Requirement =>
The expected result is every line of the records, printed exactly.

Data listing =>
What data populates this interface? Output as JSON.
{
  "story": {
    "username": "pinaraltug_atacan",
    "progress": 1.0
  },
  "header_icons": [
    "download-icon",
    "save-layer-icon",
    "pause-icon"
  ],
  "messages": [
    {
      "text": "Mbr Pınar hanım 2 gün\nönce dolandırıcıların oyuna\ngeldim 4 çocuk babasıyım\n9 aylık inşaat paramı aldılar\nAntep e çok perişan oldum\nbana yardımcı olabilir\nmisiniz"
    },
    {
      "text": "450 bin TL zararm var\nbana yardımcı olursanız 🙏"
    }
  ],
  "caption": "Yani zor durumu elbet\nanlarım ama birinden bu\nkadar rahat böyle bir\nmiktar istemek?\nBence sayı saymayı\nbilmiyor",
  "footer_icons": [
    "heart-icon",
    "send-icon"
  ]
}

The answer =>
What data populates this interface? Output as JSON.
{
  "story": {
    "username": "pinaraltug_atacan",
    "progress": 1.0
  },
  "header_icons": [
    "download-icon",
    "save-layer-icon",
    "pause-icon"
  ],
  "messages": [
    {
      "text": "Mbr Pınar hanım 2 gün\nönce dolandırıcıların oyuna\ngeldim 4 çocuk babasıyım\n9 aylık inşaat paramı aldılar\nAntep e çok perişan oldum\nbana yardımcı olabilir\nmisiniz"
    },
    {
      "text": "450 bin TL zararm var\nbana yardımcı olursanız 🙏"
    }
  ],
  "caption": "Yani zor durumu elbet\nanlarım ama birinden bu\nkadar rahat böyle bir\nmiktar istemek?\nBence sayı saymayı\nbilmiyor",
  "footer_icons": [
    "heart-icon",
    "send-icon"
  ]
}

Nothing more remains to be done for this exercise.